As North Korea and Russia accelerate closer military cooperation, Russian Ambassador to North Korea Alexander Matsegora mentioned the possibility of North Korea’s seventh nuclear test.
In an interview with Russia’s Sputnik news agency on the 10th, Ambassador Matsegora said, “If U.S. provocations continue and they (North Korea) become more and more dangerous, I believe the North Korean leadership may decide to conduct a nuclear test to strengthen national defense capabilities.” “We are not ruling out that it exists outside,” he claimed. He also emphasized, “If something like this happens, responsibility will lie with the United States and its allies.” Ambassador Matsegora previously argued in an interview with Russian media on the 7th, “It would be better for North Korea to decide to conduct a new nuclear test to further strengthen its defense capabilities.”
In an interview with Russia’s state-run RIA Novosti news agency on the 11th, Ivan Zhelokhtsev, director of the First Department of the Russian Foreign Ministry, responded to North Korea’s Chairman Kim Jong-un’s recent threatening remarks against South Korea, such as ‘preparing for war’, by saying, “The risk of a direct military conflict on the Korean Peninsula is rapidly increasing. “It vividly shows that it exists,” he claimed. He continued, “Chairman Kim’s warning must be viewed in the context that the United States and its allies are taking dangerous military measures, such as conducting joint exercises targeting North Korea.” A Russian director-level official in charge of South Korea, North Korea, and China shifted responsibility for the recent escalation of tensions on the Korean Peninsula due to North Korea’s provocations to South Korea, the United States, and Japan.

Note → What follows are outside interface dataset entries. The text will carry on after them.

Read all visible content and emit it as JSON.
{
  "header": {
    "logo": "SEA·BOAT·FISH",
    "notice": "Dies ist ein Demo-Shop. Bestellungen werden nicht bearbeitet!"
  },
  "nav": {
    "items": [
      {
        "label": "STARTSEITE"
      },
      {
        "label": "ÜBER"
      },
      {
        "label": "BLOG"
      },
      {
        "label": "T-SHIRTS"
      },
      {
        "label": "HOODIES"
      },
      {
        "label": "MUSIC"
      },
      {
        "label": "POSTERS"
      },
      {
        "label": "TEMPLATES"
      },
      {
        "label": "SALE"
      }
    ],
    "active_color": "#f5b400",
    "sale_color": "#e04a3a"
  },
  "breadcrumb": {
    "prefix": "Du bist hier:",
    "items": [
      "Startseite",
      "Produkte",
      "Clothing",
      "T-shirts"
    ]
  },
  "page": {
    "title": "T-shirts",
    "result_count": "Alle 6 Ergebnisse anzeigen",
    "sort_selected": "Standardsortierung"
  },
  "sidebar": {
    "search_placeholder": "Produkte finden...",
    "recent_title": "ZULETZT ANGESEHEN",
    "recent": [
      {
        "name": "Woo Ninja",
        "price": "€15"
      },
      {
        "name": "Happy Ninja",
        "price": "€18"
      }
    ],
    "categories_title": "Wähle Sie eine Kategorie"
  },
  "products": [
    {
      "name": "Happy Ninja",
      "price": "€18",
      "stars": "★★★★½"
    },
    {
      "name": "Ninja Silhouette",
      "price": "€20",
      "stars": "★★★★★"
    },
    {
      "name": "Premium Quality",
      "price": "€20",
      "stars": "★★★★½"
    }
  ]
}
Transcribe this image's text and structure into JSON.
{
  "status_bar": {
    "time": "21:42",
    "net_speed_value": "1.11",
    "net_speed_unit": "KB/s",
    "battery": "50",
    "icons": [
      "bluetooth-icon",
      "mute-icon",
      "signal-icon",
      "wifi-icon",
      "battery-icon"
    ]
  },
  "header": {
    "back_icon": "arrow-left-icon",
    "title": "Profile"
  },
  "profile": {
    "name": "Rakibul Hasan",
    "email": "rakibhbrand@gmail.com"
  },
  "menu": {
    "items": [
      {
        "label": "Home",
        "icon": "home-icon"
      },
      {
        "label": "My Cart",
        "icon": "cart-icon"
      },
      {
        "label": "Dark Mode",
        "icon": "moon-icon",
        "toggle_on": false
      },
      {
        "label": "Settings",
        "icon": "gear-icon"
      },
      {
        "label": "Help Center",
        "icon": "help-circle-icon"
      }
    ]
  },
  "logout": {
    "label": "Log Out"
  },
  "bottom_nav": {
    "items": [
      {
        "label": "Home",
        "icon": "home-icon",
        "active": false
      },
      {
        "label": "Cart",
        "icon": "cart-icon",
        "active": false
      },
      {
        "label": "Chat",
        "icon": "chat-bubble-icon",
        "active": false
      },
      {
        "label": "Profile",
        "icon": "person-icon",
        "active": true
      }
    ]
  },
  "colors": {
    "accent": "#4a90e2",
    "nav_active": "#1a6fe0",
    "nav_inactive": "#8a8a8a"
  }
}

The fact that Russian officials are sending a fear-inducing message by mentioning the possibility of North Korea’s seventh nuclear test is interpreted as an attempt to justify North Korea-Russia military cooperation and at the same time prevent the United States from intervening in the Ukraine war. In particular, some interpret it as intentionally heightening the sense of crisis as the possibility of former President Donald Trump coming back to power is being discussed ahead of the US presidential election in November.
Meanwhile, a 97-member Russian tour group led by the director of Russia’s Maritime Region International Cooperation Department arrived in Pyongyang, North Korea, on the 9th. This is the first time in four years that North Korea has received group tourists since it closed its borders in January 2020 in the aftermath of the novel coronavirus infection.
The tourist group that visited Pyongyang for a 4-day, 3-night trip included Russian government officials, including the director of the Maritime Province International Cooperation Department. There is also the possibility that tourism cooperation measures were discussed in earnest at the government level as a follow-up to last year’s summit.
On the 10th, North Korea also dispatched an agricultural technology delegation headed by Kim Gwang-ok, director of the National Institute of Agricultural Sciences, to Russia. Some speculate that the two countries may have been discussing ways to dispatch North Korean workers while disguising it as the purpose of agricultural technology exchange. Maritime Province Governor Oleg Kozemyako said in November last year, “We will consider providing agricultural land to North Korean farmers.” When North Korea sent construction workers to Russia, they disguised them as international students.
Mark Jones is a world traveler and journalist for News Rebeat. With a curious mind and a love of adventure, Mark brings a unique perspective to the latest global events and provides in-depth and thought-provoking coverage of the world at large.